We went to bed late that night – very late – but we arose early next morn, for the Army of Salvation paraded the town at 6 a m with a band, the big drum being in charge of the local blacksmith. May he be eternally spiflicated.
We were due at the Labour Church that night, so we started Brumwards, having spent as good a holiday as possible. Ah-h-h-h!!!! It was glorious!! Say no man lives till he has been on tour with the Clarion CC. Till then he but exists. After – !!!
We are going on another tour at Whitsun of which more anon.
By the way, we want a President. Bounder, what sayest thou? Wilt thou preside o’re us? The duties are light. Thy might name to grace our fixture list, and a visit of yourself to Brum to preside over a periphery –swelling function. Wilst thou come? Look you, Bounder, we are no mean admirers of yours. See here, what you have moved one of us to: –
When the bounding Bounder boundeth
Lightly o’er the Clarion page
Then the reader’s heart rejoineth
Filled with wisdom from the Sage
Fig for Nunquam and for Dangle
Fraud Mcginnis and Mont Blong
Thou alone, mighty Bounder
Art fit subject for our song
There are 98 more verses to this, which, if the Bounder will become our President we solemnly promise to destroy, If not – !!!
THE O’GROOMIE O
[We print the above with some misgiving. After recent allegations we are not wholly untroubled with a horrific suspicion that it may be an invention of this unconventional person. Our fears in him stick deep – especially since he has gone, or has not gone – on Tour. If our suspicions should prove correct – but enough – Ed. Clarion]
I’m convinced that the editorial comment was just one of Blatchford’s jokes – but perhaps not everyone was at the time. Or perhaps they saw in it the opportunity for another ‘go’ because the following week , 5 May 1894, there appeared in the Clarion as one of the contributions to ‘Local Notes a report on Birmingham, signed ‘Arturo’ which, after reporting the recent foundation of the Birmingham Democratic Club went on:-
The Clarion Cycling Club has come to stay and the article in last week’s Issue in reference thereto was written by a prominent member. So the editorial misgiving that the Bounder may have done this thing my now give way to editorial calm, and the Great and Only one stands once more vindicated before men.

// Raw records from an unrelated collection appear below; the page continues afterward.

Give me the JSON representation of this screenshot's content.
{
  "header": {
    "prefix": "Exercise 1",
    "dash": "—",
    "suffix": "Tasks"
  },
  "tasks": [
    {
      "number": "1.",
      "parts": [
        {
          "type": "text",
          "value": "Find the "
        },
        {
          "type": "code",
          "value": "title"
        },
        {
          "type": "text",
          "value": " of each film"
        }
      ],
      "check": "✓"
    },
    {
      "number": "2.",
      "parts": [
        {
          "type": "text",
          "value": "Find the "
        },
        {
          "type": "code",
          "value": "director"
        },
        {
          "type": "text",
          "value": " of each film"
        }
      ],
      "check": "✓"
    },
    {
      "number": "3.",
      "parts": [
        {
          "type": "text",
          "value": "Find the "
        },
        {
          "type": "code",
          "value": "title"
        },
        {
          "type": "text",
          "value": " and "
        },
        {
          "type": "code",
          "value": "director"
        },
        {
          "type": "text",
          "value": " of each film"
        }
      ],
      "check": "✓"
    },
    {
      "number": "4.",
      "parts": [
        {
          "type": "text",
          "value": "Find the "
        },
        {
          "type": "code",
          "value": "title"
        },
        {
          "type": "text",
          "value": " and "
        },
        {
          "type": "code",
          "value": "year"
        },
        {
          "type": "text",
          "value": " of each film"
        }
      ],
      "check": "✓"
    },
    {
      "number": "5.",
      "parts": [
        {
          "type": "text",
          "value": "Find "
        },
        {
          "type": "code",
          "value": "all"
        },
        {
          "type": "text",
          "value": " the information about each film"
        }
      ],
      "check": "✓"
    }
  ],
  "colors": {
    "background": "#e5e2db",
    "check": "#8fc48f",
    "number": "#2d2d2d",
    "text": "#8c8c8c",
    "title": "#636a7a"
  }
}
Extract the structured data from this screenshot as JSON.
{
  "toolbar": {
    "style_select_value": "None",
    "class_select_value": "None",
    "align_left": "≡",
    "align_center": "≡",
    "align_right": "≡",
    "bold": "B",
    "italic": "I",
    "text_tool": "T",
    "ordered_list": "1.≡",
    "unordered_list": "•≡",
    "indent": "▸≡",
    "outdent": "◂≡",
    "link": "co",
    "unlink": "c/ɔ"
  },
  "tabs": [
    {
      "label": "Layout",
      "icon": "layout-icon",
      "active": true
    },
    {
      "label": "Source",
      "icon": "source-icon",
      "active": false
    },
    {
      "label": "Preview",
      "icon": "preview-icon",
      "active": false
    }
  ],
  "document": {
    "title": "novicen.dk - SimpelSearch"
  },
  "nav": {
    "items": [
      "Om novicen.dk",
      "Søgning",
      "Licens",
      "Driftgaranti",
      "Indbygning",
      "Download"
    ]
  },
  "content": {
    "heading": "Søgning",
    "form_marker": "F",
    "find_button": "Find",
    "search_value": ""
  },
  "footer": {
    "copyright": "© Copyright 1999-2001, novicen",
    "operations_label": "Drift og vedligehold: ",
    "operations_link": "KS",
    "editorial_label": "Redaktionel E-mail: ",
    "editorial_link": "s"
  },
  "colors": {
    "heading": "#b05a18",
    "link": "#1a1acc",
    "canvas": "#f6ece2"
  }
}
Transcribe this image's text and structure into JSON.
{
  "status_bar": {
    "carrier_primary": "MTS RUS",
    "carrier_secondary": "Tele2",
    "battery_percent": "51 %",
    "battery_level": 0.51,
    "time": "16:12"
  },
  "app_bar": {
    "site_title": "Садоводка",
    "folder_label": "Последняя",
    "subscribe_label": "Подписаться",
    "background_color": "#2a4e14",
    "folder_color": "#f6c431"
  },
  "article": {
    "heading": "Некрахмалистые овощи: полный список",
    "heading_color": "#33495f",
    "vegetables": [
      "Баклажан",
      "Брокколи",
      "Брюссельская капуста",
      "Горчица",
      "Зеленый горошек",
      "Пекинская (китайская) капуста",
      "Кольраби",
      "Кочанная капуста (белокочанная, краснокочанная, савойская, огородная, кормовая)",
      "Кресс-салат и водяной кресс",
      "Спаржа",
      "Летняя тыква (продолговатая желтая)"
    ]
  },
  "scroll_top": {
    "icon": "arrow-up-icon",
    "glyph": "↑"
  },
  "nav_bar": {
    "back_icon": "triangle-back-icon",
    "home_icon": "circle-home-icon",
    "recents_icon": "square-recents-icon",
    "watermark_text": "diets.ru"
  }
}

Well, any member who has been puzzled by references in Boots and Spurs to the Tom Groom Trophy may be getting an inkling of what that’s all about. What strikes me is how similar some of the events and sentiments are to those on some of our rides – though I wouldn’t dare to risk a nomination for a contemporary version of ‘The Fiend’ At this stage, they’re all blokes, of course, but Denis Pye tells us this was quickly rectified just a few weeks later in July 1894 when they recruited their first woman member.
At the time Tom Groom was Secretary of the Bond Street Labour Church in Birmingham. This was a recently-formed organisation – another part of the ‘socialist revival’ of the 1890s that helped float the Clarion. Its founder was an ex Unitarian (as in New Road, Brighton) minister – John Trevor. Not to be confused with the various brands of Christian Socialism. Basically the difference was that whereas Christian Socialists believed that Christianity was essentially socialist, the Labour Church started as it were from the other end seeing the Labour Movement itself as essentially religious.